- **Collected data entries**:
——

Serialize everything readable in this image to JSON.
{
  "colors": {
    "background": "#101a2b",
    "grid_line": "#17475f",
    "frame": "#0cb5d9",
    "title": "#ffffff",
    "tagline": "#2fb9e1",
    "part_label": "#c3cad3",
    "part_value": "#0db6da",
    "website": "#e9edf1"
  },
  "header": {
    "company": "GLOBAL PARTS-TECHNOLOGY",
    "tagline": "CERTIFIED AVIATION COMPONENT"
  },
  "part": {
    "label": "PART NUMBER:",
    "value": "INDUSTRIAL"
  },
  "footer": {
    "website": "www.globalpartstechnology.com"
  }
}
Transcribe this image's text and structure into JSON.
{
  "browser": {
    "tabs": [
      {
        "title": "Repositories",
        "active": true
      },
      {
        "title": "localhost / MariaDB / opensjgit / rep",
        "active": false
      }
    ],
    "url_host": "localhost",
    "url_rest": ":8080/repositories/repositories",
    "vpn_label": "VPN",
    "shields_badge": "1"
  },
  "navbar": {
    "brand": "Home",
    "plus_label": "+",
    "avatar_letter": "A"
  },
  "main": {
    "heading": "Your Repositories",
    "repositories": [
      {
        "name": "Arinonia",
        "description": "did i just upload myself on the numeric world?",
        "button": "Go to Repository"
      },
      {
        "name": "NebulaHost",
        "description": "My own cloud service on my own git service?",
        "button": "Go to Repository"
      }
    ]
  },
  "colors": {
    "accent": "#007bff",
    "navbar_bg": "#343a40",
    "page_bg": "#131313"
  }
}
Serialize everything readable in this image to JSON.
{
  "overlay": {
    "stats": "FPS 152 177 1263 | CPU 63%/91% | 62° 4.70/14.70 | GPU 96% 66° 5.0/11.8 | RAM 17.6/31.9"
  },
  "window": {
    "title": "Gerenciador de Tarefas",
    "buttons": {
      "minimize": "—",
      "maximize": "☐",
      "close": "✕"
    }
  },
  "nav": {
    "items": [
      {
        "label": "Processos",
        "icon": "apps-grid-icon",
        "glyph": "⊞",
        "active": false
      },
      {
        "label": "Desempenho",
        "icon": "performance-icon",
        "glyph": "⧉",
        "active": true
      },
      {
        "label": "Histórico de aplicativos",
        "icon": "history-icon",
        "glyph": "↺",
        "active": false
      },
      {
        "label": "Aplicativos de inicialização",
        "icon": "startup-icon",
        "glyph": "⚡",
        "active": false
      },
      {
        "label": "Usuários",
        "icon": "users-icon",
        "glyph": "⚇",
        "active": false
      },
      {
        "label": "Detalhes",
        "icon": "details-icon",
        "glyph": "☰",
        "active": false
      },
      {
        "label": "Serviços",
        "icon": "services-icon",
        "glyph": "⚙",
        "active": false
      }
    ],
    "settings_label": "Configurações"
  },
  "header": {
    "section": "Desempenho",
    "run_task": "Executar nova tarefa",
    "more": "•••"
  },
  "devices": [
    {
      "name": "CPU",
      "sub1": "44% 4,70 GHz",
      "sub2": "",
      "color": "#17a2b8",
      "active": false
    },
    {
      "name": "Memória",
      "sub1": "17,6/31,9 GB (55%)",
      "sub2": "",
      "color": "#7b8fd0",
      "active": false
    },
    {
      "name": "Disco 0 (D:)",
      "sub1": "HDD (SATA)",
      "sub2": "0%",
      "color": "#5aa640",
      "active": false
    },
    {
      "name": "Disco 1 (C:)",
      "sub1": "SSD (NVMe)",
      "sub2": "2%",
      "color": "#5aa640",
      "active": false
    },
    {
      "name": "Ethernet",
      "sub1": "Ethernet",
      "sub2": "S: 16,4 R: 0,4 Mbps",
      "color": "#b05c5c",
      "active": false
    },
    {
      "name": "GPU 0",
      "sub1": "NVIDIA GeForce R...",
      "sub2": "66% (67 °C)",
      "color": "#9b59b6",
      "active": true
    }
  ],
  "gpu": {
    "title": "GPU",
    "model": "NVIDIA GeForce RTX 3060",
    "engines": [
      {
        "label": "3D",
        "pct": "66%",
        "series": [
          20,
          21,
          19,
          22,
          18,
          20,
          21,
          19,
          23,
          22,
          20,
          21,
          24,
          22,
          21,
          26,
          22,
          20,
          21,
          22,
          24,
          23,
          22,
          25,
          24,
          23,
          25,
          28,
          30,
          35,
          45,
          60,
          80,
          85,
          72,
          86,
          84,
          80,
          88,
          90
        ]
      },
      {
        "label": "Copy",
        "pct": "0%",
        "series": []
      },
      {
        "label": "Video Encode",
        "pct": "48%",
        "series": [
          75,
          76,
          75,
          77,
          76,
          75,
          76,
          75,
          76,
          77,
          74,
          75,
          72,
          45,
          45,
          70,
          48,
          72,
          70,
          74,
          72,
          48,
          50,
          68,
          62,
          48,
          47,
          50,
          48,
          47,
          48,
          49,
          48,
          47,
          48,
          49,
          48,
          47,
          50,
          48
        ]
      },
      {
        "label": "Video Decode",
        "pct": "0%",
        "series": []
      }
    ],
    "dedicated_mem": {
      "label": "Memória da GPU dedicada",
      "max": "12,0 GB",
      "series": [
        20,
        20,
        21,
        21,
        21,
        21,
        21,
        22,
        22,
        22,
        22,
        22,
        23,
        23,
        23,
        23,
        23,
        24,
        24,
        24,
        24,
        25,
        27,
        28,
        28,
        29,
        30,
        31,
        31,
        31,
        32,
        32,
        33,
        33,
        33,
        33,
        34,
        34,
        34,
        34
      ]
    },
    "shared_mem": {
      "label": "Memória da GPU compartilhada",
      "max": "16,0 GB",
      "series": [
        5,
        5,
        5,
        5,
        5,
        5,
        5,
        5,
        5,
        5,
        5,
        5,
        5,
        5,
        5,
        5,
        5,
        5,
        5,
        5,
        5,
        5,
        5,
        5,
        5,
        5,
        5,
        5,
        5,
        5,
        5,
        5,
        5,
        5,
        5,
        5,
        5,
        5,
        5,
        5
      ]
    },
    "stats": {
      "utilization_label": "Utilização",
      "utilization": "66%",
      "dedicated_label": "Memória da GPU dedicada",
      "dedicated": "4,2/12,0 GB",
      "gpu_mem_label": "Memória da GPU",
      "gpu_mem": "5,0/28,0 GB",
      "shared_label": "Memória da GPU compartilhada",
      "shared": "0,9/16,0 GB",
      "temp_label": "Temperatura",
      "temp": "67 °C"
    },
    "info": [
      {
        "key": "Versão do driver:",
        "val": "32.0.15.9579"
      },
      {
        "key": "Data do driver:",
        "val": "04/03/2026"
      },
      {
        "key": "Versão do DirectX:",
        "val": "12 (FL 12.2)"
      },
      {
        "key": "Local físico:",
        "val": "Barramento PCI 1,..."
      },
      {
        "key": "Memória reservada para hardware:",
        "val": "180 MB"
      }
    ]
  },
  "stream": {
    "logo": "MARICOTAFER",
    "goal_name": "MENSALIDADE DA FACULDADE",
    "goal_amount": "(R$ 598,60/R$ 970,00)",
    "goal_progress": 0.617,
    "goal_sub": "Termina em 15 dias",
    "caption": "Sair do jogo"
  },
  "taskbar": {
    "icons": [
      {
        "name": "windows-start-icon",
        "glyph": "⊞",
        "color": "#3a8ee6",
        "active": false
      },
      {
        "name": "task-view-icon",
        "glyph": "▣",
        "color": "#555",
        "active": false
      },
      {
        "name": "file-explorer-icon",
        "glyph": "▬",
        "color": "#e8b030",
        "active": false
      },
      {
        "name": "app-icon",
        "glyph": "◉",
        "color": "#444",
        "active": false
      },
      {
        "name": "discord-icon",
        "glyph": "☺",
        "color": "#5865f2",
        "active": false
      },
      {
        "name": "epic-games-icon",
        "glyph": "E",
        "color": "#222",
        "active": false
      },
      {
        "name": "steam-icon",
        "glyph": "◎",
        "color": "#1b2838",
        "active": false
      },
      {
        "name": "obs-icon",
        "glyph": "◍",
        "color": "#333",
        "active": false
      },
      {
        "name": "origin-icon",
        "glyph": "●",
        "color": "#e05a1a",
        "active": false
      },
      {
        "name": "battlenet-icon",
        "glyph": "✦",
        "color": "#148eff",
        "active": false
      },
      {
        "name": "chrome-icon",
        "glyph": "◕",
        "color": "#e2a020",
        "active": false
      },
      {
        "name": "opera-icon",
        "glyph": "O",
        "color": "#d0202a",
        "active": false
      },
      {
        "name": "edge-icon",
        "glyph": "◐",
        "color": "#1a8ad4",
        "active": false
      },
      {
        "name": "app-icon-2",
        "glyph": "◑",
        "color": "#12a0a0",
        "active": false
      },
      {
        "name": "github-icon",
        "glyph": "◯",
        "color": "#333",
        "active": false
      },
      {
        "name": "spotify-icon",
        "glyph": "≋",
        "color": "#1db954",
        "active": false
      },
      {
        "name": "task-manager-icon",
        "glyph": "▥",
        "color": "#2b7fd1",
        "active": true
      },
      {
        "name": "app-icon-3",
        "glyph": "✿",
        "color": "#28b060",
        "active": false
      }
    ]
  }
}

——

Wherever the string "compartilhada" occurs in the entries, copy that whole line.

      "label": "Memória da GPU compartilhada",
      "shared_label": "Memória da GPU compartilhada",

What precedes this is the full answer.